5;= (I 'l'P12);q1l, i=I(I'i'P22)'g qz .

When pr and pg are imaginary the origin is the real oint of intersection of two imaginary branches. In the real figure of) the curve it is an isolated point. If ug is a square, a(y-px)', the origin is a cusp, and in general there is not a series for y in integral powers of x, which is valid in the neighbourhood of the origin. The further investigation of cusps and multiple points belongs rather to analytical geometry and the theory of algebraic functions than to differential calculus. (x.) When the equation of a curve is given in the form u0+u1+ +u, , 1-|»u, ,=o where the notation is the same as that in (ix.), the factors of u., determine the directions of the asymptotes. If these factors are all real and distinct, there is an asymptote corresponding to each factor. If u, ,=L1L2 . L, ., where L1, . . . are linear in x, y, we may resolve un-, /un into partial fractions according to the formula A A

un-1 1 A2 n

un L1+L2+. ' '+R

and then L1-{-A, =O, L2-I-A2=0, . . are the equations of the asymptotes. When a real factor of u, , is repeated we may have two parallel asymptotes or we may have a “ parabolic asymptote.”' Sometimes the parallel asymptotes coincide, as in the curve x2(x2-l-y”-a') =a', where x = 0 is the only real asymptote. The whole theory of asymptotes belongs properly to analytical geometry and the theory of algebraic functions.

47. The formal definition of an integral, the theorem of the existence of the integral for certain classes of functions, a list of classes of “ integrable " functions, extensions of the notion Integral of integration to functions which become infinite or in- “k, uIus determinate, and to cases in which the limits of integration become infinite, the definitions of multiple integrals, and the possibility of defining functions by means of definite integrals-all these matters have been considered in FUNCTION. The definition of integration has been explained in § 5 above, and the results of some of the simplest integrations have been given in § 12. A few theorems relating to inte rations have been noted in §§ 34, 35, 36 above. 48. The chief methods for the evaluation of indefinite Methods of integrals are the method of integration by parts, and the, me “Iam introduction of new variables. g gr

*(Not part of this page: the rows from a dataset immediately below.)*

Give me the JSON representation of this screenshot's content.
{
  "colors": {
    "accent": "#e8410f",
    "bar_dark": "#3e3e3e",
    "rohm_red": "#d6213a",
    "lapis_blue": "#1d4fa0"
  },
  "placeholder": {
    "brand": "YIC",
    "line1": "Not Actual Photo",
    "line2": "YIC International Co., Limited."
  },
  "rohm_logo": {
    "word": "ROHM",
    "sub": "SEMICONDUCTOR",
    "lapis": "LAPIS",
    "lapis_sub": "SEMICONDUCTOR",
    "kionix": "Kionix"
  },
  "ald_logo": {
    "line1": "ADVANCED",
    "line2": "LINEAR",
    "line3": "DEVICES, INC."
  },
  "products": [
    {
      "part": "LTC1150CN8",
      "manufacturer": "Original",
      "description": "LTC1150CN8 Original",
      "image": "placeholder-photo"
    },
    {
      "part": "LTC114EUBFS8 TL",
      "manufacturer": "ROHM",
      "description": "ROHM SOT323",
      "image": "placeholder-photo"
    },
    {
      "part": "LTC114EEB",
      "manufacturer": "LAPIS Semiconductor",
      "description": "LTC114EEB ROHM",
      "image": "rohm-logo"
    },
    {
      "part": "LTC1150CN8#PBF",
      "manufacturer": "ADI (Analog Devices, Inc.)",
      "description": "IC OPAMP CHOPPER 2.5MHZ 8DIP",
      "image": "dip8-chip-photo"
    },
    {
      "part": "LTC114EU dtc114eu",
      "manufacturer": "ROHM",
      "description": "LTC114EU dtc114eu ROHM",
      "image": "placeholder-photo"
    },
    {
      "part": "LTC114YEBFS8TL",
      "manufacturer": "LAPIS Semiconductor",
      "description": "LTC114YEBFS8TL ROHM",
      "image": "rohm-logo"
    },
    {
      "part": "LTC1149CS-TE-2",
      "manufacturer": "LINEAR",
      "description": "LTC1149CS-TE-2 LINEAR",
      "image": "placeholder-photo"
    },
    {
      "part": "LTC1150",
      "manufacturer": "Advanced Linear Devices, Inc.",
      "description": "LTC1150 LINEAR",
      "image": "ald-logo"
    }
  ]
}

From the equation d(uv) =ud'v +vdu we deduce the equation u@ dx = uv - 11% dx

dx dx

or, as it may be written

uwdx =uf'wdx -fig; i fu/dx § dx.

This is the rule of “ integration by parts." < As an example we have

e“' e" x r

xe”dx =x- - —dx = <- -q) e'".

a a a a

When we introduce a new variable z in place of x, by means of an equation giving x in terms of z, we express f(x) in terms of z. Let ¢(z) denote the function of z into which f(x) is transformed. Then from the equation d

x

dx = Edz